------ Extracted records ------

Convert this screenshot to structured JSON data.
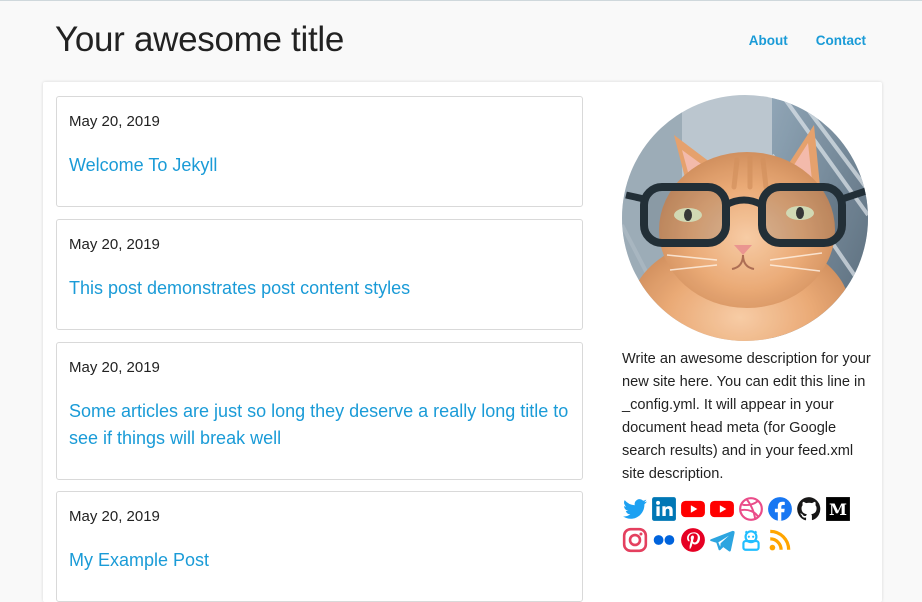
{
  "header": {
    "site_title": "Your awesome title",
    "nav": [
      {
        "label": "About"
      },
      {
        "label": "Contact"
      }
    ]
  },
  "posts": [
    {
      "date": "May 20, 2019",
      "title": "Welcome To Jekyll"
    },
    {
      "date": "May 20, 2019",
      "title": "This post demonstrates post content styles"
    },
    {
      "date": "May 20, 2019",
      "title": "Some articles are just so long they deserve a really long title to see if things will break well"
    },
    {
      "date": "May 20, 2019",
      "title": "My Example Post"
    }
  ],
  "sidebar": {
    "avatar": "cat-with-glasses-avatar",
    "description": "Write an awesome description for your new site here. You can edit this line in _config.yml. It will appear in your document head meta (for Google search results) and in your feed.xml site description.",
    "social_icons": [
      {
        "name": "twitter-icon",
        "color": "#1da1f2"
      },
      {
        "name": "linkedin-icon",
        "color": "#0077b5"
      },
      {
        "name": "youtube-icon",
        "color": "#ff0000"
      },
      {
        "name": "youtube-icon",
        "color": "#ff0000"
      },
      {
        "name": "dribbble-icon",
        "color": "#ea4c89"
      },
      {
        "name": "facebook-icon",
        "color": "#1877f2"
      },
      {
        "name": "github-icon",
        "color": "#181717"
      },
      {
        "name": "medium-icon",
        "color": "#000000"
      },
      {
        "name": "instagram-icon",
        "color": "#e4405f"
      },
      {
        "name": "flickr-icon",
        "color": "#0063dc"
      },
      {
        "name": "pinterest-icon",
        "color": "#e60023"
      },
      {
        "name": "telegram-icon",
        "color": "#2ca5e0"
      },
      {
        "name": "kaggle-icon",
        "color": "#20beff"
      },
      {
        "name": "rss-icon",
        "color": "#ffa500"
      }
    ]
  },
  "colors": {
    "link": "#1a9bd7",
    "background": "#f9f9f9"
  }
}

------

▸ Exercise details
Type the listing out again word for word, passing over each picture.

▸ Answer to the exercise
Convert this screenshot to structured JSON data.
{
  "header": {
    "site_title": "Your awesome title",
    "nav": [
      {
        "label": "About"
      },
      {
        "label": "Contact"
      }
    ]
  },
  "posts": [
    {
      "date": "May 20, 2019",
      "title": "Welcome To Jekyll"
    },
    {
      "date": "May 20, 2019",
      "title": "This post demonstrates post content styles"
    },
    {
      "date": "May 20, 2019",
      "title": "Some articles are just so long they deserve a really long title to see if things will break well"
    },
    {
      "date": "May 20, 2019",
      "title": "My Example Post"
    }
  ],
  "sidebar": {
    "avatar": "cat-with-glasses-avatar",
    "description": "Write an awesome description for your new site here. You can edit this line in _config.yml. It will appear in your document head meta (for Google search results) and in your feed.xml site description.",
    "social_icons": [
      {
        "name": "twitter-icon",
        "color": "#1da1f2"
      },
      {
        "name": "linkedin-icon",
        "color": "#0077b5"
      },
      {
        "name": "youtube-icon",
        "color": "#ff0000"
      },
      {
        "name": "youtube-icon",
        "color": "#ff0000"
      },
      {
        "name": "dribbble-icon",
        "color": "#ea4c89"
      },
      {
        "name": "facebook-icon",
        "color": "#1877f2"
      },
      {
        "name": "github-icon",
        "color": "#181717"
      },
      {
        "name": "medium-icon",
        "color": "#000000"
      },
      {
        "name": "instagram-icon",
        "color": "#e4405f"
      },
      {
        "name": "flickr-icon",
        "color": "#0063dc"
      },
      {
        "name": "pinterest-icon",
        "color": "#e60023"
      },
      {
        "name": "telegram-icon",
        "color": "#2ca5e0"
      },
      {
        "name": "kaggle-icon",
        "color": "#20beff"
      },
      {
        "name": "rss-icon",
        "color": "#ffa500"
      }
    ]
  },
  "colors": {
    "link": "#1a9bd7",
    "background": "#f9f9f9"
  }
}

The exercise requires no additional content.